Who Is Biden’s Big Georgia Voting-Rights Speech Really For?

Biden’s audience in Georgia isn’t easy to discern. Photo: Greg Nash-Pool/Getty Images

As part of the Democrats’ big voting-rights push, which is expected to culminate in Senate votes on the Freedom to Vote Act, President Biden (accompanied by Vice-President Kamala Harris, in an unusual road-show twofer) is traveling to Atlanta today for a big speech on the subject.

Given the extremely limited odds of legislative success on voting rights in the Senate, so long as Republicans filibuster it and two Democrats oppose filibuster reform, it’s appropriate to ask what Biden hopes to accomplish with this address. There are, it’s apparent, three different audiences he’s trying to reach.

Voting-rights advocates and the voters they represent

Biden’s most urgent task is to convince his party’s progressive base — most particularly voting-rights advocates and nonwhite voters — that he is “all in” on the subject, despite fears that he has sacrificed voting rights to other priorities, like the Build Back Better package. He has not yet made it publicly clear, for example, that he unambiguously favors the serious filibuster reforms necessary to overcome Republican obstruction in the Senate on legislation (like voting rights) that cannot be enacted as part of a budget-reconciliation bill like BBB. Biden has, in fact, been a little dodgy or even reactionary on this subject in the past.
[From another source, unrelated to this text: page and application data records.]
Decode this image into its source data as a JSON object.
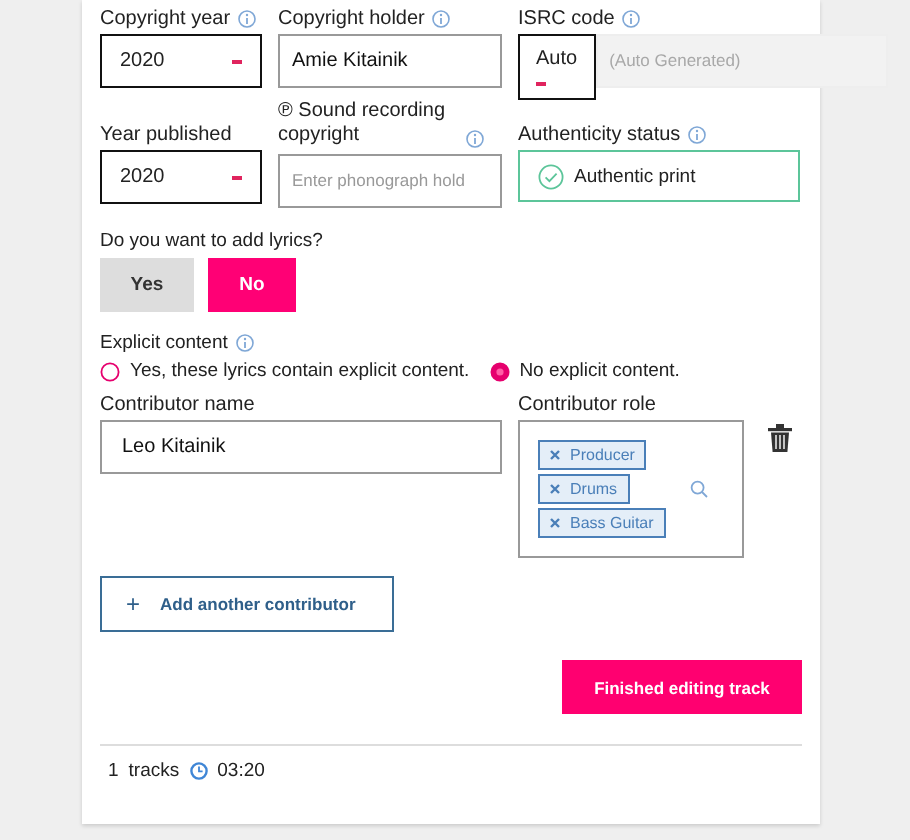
{
  "rows": [
    [
      {
        "kind": "select",
        "label": "Copyright year",
        "info": true,
        "value": "2020"
      },
      {
        "kind": "input",
        "label": "Copyright holder",
        "info": true,
        "value": "Amie Kitainik"
      },
      {
        "kind": "isrc",
        "label": "ISRC code",
        "info": true,
        "value": "Auto",
        "placeholder": "(Auto Generated)"
      }
    ],
    [
      {
        "kind": "select",
        "label": "Year published",
        "info": false,
        "value": "2020"
      },
      {
        "kind": "input",
        "label": "℗ Sound recording copyright",
        "info": true,
        "placeholder": "Enter phonograph hold"
      },
      {
        "kind": "status",
        "label": "Authenticity status",
        "info": true,
        "value": "Authentic print"
      }
    ]
  ],
  "lyrics": {
    "question": "Do you want to add lyrics?",
    "options": [
      {
        "label": "Yes",
        "selected": false
      },
      {
        "label": "No",
        "selected": true
      }
    ]
  },
  "explicit": {
    "label": "Explicit content",
    "info": true,
    "options": [
      {
        "label": "Yes, these lyrics contain explicit content.",
        "selected": false
      },
      {
        "label": "No explicit content.",
        "selected": true
      }
    ]
  },
  "contributor": {
    "name_label": "Contributor name",
    "name": "Leo Kitainik",
    "role_label": "Contributor role",
    "roles": [
      "Producer",
      "Drums",
      "Bass Guitar"
    ]
  },
  "add_button": {
    "icon": "+",
    "label": "Add another contributor"
  },
  "finish_button": "Finished editing track",
  "footer": {
    "count": "1",
    "unit": "tracks",
    "duration": "03:20"
  }
}
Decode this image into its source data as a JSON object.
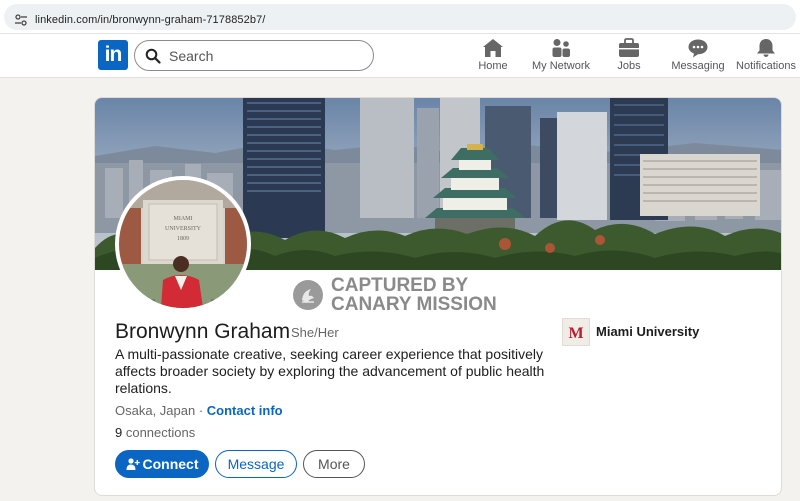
{
  "browser": {
    "url": "linkedin.com/in/bronwynn-graham-7178852b7/"
  },
  "nav": {
    "logo_text": "in",
    "search_placeholder": "Search",
    "items": [
      {
        "label": "Home",
        "icon": "home-icon"
      },
      {
        "label": "My Network",
        "icon": "network-icon"
      },
      {
        "label": "Jobs",
        "icon": "briefcase-icon"
      },
      {
        "label": "Messaging",
        "icon": "messaging-icon"
      },
      {
        "label": "Notifications",
        "icon": "bell-icon"
      }
    ]
  },
  "watermark": {
    "line1": "CAPTURED BY",
    "line2": "CANARY MISSION"
  },
  "profile": {
    "name": "Bronwynn Graham",
    "pronouns": "She/Her",
    "headline": "A multi-passionate creative, seeking career experience that positively affects broader society by exploring the advancement of public health relations.",
    "location": "Osaka, Japan",
    "separator": " · ",
    "contact_info": "Contact info",
    "connections_count": "9",
    "connections_label": " connections",
    "school": "Miami University",
    "school_logo_letter": "M",
    "avatar_sign_lines": [
      "MIAMI",
      "UNIVERSITY",
      "1809"
    ]
  },
  "actions": {
    "connect": "Connect",
    "message": "Message",
    "more": "More"
  },
  "colors": {
    "brand": "#0a66c2",
    "miami_red": "#b61e2e",
    "watermark_gray": "#8a8a8a"
  }
}
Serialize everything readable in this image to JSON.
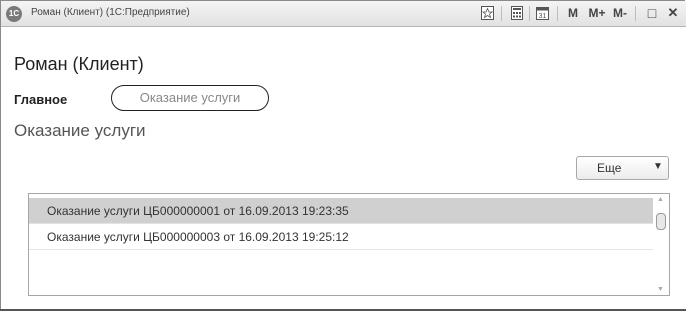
{
  "window": {
    "app_icon_text": "1С",
    "title": "Роман (Клиент)  (1С:Предприятие)",
    "toolbar": {
      "m_label": "M",
      "mplus_label": "M+",
      "mminus_label": "M-",
      "close_label": "✕",
      "maximize_label": "□"
    }
  },
  "form": {
    "title": "Роман (Клиент)",
    "nav": {
      "main_label": "Главное",
      "link_label": "Оказание услуги"
    },
    "section_title": "Оказание услуги",
    "more_button_label": "Еще",
    "more_button_arrow": "▼",
    "list": {
      "rows": [
        {
          "text": "Оказание услуги ЦБ000000001 от 16.09.2013 19:23:35",
          "selected": true
        },
        {
          "text": "Оказание услуги ЦБ000000003 от 16.09.2013 19:25:12",
          "selected": false
        }
      ]
    }
  }
}
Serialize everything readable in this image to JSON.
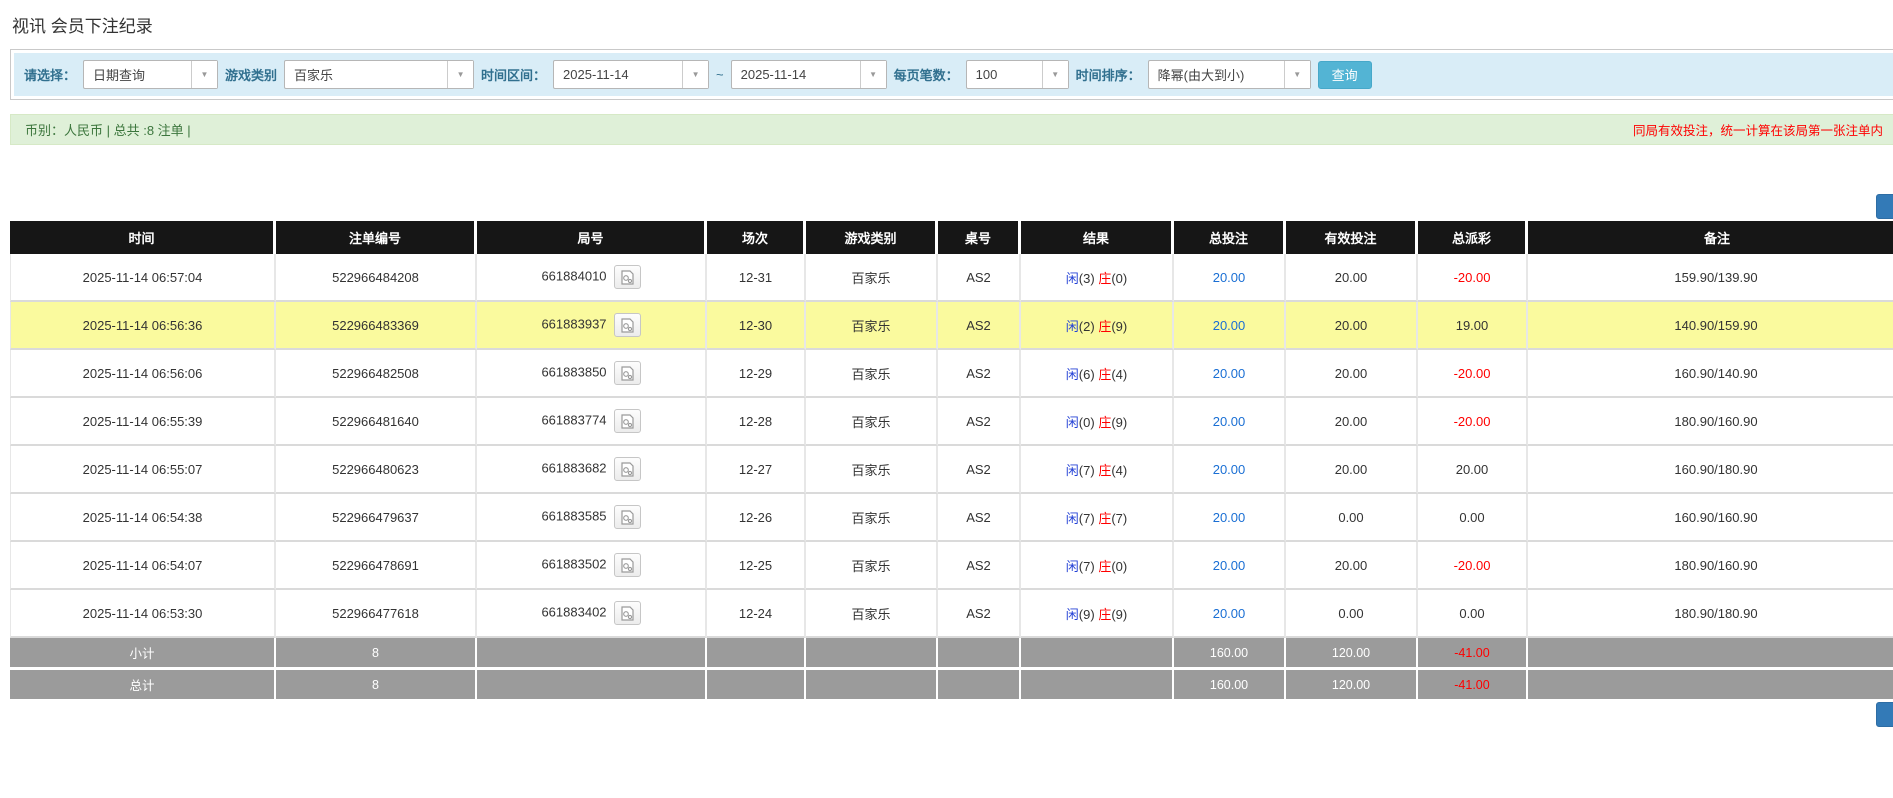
{
  "page": {
    "title": "视讯 会员下注纪录"
  },
  "filters": {
    "select_label": "请选择：",
    "select_value": "日期查询",
    "game_type_label": "游戏类别",
    "game_type_value": "百家乐",
    "time_range_label": "时间区间：",
    "date_from": "2025-11-14",
    "range_separator": "~",
    "date_to": "2025-11-14",
    "page_size_label": "每页笔数：",
    "page_size_value": "100",
    "sort_label": "时间排序：",
    "sort_value": "降幂(由大到小)",
    "query_button": "查询"
  },
  "summary": {
    "left": "币别：人民币 | 总共 :8 注单 |",
    "right_notice": "同局有效投注，统一计算在该局第一张注单内"
  },
  "table": {
    "headers": [
      "时间",
      "注单编号",
      "局号",
      "场次",
      "游戏类别",
      "桌号",
      "结果",
      "总投注",
      "有效投注",
      "总派彩",
      "备注"
    ],
    "rows": [
      {
        "time": "2025-11-14 06:57:04",
        "bet_id": "522966484208",
        "round_id": "661884010",
        "session": "12-31",
        "game": "百家乐",
        "table_no": "AS2",
        "result": {
          "player_label": "闲",
          "player_value": "(3)",
          "banker_label": "庄",
          "banker_value": "(0)"
        },
        "total_bet": "20.00",
        "valid_bet": "20.00",
        "payout": "-20.00",
        "remark": "159.90/139.90",
        "highlight": false
      },
      {
        "time": "2025-11-14 06:56:36",
        "bet_id": "522966483369",
        "round_id": "661883937",
        "session": "12-30",
        "game": "百家乐",
        "table_no": "AS2",
        "result": {
          "player_label": "闲",
          "player_value": "(2)",
          "banker_label": "庄",
          "banker_value": "(9)"
        },
        "total_bet": "20.00",
        "valid_bet": "20.00",
        "payout": "19.00",
        "remark": "140.90/159.90",
        "highlight": true
      },
      {
        "time": "2025-11-14 06:56:06",
        "bet_id": "522966482508",
        "round_id": "661883850",
        "session": "12-29",
        "game": "百家乐",
        "table_no": "AS2",
        "result": {
          "player_label": "闲",
          "player_value": "(6)",
          "banker_label": "庄",
          "banker_value": "(4)"
        },
        "total_bet": "20.00",
        "valid_bet": "20.00",
        "payout": "-20.00",
        "remark": "160.90/140.90",
        "highlight": false
      },
      {
        "time": "2025-11-14 06:55:39",
        "bet_id": "522966481640",
        "round_id": "661883774",
        "session": "12-28",
        "game": "百家乐",
        "table_no": "AS2",
        "result": {
          "player_label": "闲",
          "player_value": "(0)",
          "banker_label": "庄",
          "banker_value": "(9)"
        },
        "total_bet": "20.00",
        "valid_bet": "20.00",
        "payout": "-20.00",
        "remark": "180.90/160.90",
        "highlight": false
      },
      {
        "time": "2025-11-14 06:55:07",
        "bet_id": "522966480623",
        "round_id": "661883682",
        "session": "12-27",
        "game": "百家乐",
        "table_no": "AS2",
        "result": {
          "player_label": "闲",
          "player_value": "(7)",
          "banker_label": "庄",
          "banker_value": "(4)"
        },
        "total_bet": "20.00",
        "valid_bet": "20.00",
        "payout": "20.00",
        "remark": "160.90/180.90",
        "highlight": false
      },
      {
        "time": "2025-11-14 06:54:38",
        "bet_id": "522966479637",
        "round_id": "661883585",
        "session": "12-26",
        "game": "百家乐",
        "table_no": "AS2",
        "result": {
          "player_label": "闲",
          "player_value": "(7)",
          "banker_label": "庄",
          "banker_value": "(7)"
        },
        "total_bet": "20.00",
        "valid_bet": "0.00",
        "payout": "0.00",
        "remark": "160.90/160.90",
        "highlight": false
      },
      {
        "time": "2025-11-14 06:54:07",
        "bet_id": "522966478691",
        "round_id": "661883502",
        "session": "12-25",
        "game": "百家乐",
        "table_no": "AS2",
        "result": {
          "player_label": "闲",
          "player_value": "(7)",
          "banker_label": "庄",
          "banker_value": "(0)"
        },
        "total_bet": "20.00",
        "valid_bet": "20.00",
        "payout": "-20.00",
        "remark": "180.90/160.90",
        "highlight": false
      },
      {
        "time": "2025-11-14 06:53:30",
        "bet_id": "522966477618",
        "round_id": "661883402",
        "session": "12-24",
        "game": "百家乐",
        "table_no": "AS2",
        "result": {
          "player_label": "闲",
          "player_value": "(9)",
          "banker_label": "庄",
          "banker_value": "(9)"
        },
        "total_bet": "20.00",
        "valid_bet": "0.00",
        "payout": "0.00",
        "remark": "180.90/180.90",
        "highlight": false
      }
    ],
    "subtotal": {
      "label": "小计",
      "count": "8",
      "total_bet": "160.00",
      "valid_bet": "120.00",
      "payout": "-41.00"
    },
    "total": {
      "label": "总计",
      "count": "8",
      "total_bet": "160.00",
      "valid_bet": "120.00",
      "payout": "-41.00"
    }
  },
  "colors": {
    "filter_bg": "#d9edf7",
    "query_button_bg": "#53b4d4",
    "summary_bg": "#dff0d8",
    "summary_text": "#3c763d",
    "notice_red": "#ff0000",
    "header_black": "#161616",
    "footer_gray": "#9b9b9b",
    "highlight_yellow": "#fafa9e",
    "link_blue": "#1a6fd4",
    "player_blue": "#2442d6",
    "banker_red": "#ff0000",
    "accent_blue": "#337ab7"
  }
}
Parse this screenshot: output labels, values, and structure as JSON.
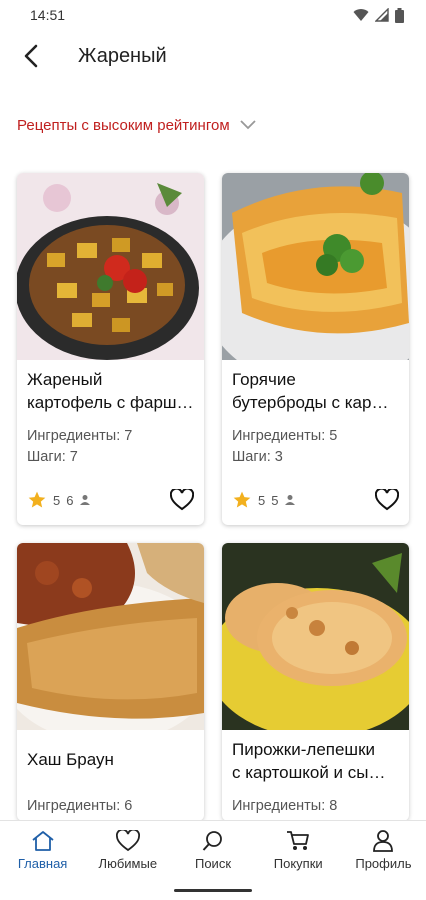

It adds to the emotional impact of the Biden-Harris visit to Atlanta that it will occur just as Atlanta is preparing for the Martin Luther King Jr. holiday on January 17. The president and vice-president will reportedly lay a wreath at Dr. King’s burial site and pay a visit to the Ebenezer Baptist Church, where King’s most recent successor is Georgia’s new Democratic senator, Raphael Warnock.

The risk, of course, of any presidential statement making voting rights and filibuster reform a key test of Biden’s presidency, and for the governing trifecta Democrats temporarily control, is that he may raise expectations he is incapable of meeting, which could be deadly going into what is likely to be an enthusiasm-driven midterm election where his party is already in serious trouble.

Swing voters in Georgia

If Biden were speaking almost anywhere else, he could treat the people actually in front of him as props as he addresses other national audiences. But the Peach State is and will likely remain a key battleground state. Senator Raphael Warnock is running for a full term in November, probably against Georgia-born football legend Herschel Walker, a close friend of Donald Trump. And national voting-rights icon Stacey Abrams is running again for governor in a contest that will receive enormous attention, in part because of Trump’s efforts to purge incumbent Republican Brian Kemp via a primary challenge from former senator David Perdue. Biden reportedly chose to make the speech in Georgia in order to dramatize the new voter-suppressing election law Republicans enacted earlier this year; the White House staff has referred to Georgia as “the belly of the beast.”

But the law in question has united Georgia Republicans as has nothing else; even Trump’s No. 1 purge target, Secretary of State Brad Raffensperger, has enthusiastically endorsed it. So Biden needs to be sure-footed on this issue lest he sacrifice Democratic prospects in Georgia to some national intra-party maneuver.

The timing is a little tricky, too. The night before Biden’s speech in Atlanta, the University of Georgia Bulldogs played the Alabama Crimson Tide for the college-football national championship – and won. This is a very big deal in this football-mad state, and could easily reduce the amount of attention a presidential event might normally attract.

As it happens, I was a speechwriter for the Georgia governor (George Busbee) who was in office last time UGA won a national championship in football. He had to deliver a State of the State Address about a week after the big victory, and we planned a major bid for national attention in remarks on Reagan’s New Federalism initiative. But Busbee began by gravely talking about “the question all Georgians are asking each other today,” and delivered the punch line: “How ’bout them dawgs?” Biden should consider something similar.

Joe Manchin and Kyrsten Sinema

What would fully vindicate the Democratic voting-rights “push” generally and Biden’s speech specifically? That’s simple: a change of position by the two Democratic senators currently blocking filibuster reform, the senior senators from Arizona and West Virginia. The odds of that happening are by general assent very low; both Manchin and Sinema have repeatedly and recently reiterated their opposition to any significant changes in the threshold for ending a filibuster (now an impossible 60 votes for anything Republicans oppose). Manchin in particular has no real political incentive to bend to the will of a president who won less than 30 percent of the vote in his state in 2020. And with BBB still subject to negotiations between Biden and Manchin, how the former talks about the latter in Atlanta could have all sort of collateral effects, some of them bad.

So the president must thread multiple needles in Atlanta, all without sacrificing the passionate commitment he needs to show he shares with nearly all Democrats on this fraught subject.

Who Is Biden’s Big Georgia Voting-Rights Speech Really For?